**DIRECTIONS:**
With the records below as input, work out how many lines include the word "计算机擅长通过循环重复自己". Give only the number.

── ENTRIES PROVIDED

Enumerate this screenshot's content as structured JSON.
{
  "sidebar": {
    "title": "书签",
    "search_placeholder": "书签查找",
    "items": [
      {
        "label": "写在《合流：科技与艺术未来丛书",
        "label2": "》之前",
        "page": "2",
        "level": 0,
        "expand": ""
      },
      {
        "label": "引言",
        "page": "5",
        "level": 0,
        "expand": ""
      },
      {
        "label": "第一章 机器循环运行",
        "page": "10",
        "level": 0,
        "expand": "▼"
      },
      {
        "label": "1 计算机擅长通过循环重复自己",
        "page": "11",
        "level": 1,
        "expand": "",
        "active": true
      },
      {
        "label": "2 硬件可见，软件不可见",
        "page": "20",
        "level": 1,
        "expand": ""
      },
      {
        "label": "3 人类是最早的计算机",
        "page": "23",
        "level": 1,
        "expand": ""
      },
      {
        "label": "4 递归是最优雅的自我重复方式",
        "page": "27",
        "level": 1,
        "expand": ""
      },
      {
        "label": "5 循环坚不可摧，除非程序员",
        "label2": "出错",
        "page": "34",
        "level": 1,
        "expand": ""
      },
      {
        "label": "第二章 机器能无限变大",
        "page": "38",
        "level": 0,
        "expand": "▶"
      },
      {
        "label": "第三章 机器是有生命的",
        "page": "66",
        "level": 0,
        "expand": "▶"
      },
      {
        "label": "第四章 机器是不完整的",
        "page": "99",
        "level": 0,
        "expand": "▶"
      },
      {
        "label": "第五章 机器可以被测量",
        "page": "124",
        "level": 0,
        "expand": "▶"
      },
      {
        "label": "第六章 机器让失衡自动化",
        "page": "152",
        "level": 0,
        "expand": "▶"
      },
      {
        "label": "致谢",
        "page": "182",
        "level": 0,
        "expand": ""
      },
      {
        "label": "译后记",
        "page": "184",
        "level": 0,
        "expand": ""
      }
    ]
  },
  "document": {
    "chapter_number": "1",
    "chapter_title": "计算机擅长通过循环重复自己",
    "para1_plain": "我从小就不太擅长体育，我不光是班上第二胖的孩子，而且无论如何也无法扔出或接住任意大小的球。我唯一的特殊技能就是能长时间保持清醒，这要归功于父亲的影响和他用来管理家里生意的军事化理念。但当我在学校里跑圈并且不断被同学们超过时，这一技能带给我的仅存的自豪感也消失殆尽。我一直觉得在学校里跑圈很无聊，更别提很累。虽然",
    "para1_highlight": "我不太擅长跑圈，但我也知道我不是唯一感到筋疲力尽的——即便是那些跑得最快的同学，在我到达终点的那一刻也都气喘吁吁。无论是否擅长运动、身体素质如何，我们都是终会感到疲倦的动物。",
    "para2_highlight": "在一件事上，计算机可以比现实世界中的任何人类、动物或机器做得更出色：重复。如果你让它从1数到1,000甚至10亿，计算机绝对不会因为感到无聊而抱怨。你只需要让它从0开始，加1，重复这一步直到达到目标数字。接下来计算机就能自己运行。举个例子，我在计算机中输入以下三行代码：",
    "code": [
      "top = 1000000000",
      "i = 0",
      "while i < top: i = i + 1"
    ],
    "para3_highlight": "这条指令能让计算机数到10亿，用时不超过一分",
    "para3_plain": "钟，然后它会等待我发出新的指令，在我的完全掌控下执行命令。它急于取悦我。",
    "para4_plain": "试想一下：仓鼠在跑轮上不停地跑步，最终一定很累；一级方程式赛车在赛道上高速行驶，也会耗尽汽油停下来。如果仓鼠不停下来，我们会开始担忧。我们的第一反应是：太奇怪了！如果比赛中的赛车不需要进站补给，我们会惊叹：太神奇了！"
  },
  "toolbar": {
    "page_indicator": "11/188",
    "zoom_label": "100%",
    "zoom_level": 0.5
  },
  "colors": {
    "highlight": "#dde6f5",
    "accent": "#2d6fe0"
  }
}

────

**RESPONSE TO THIS EXERCISE:**
2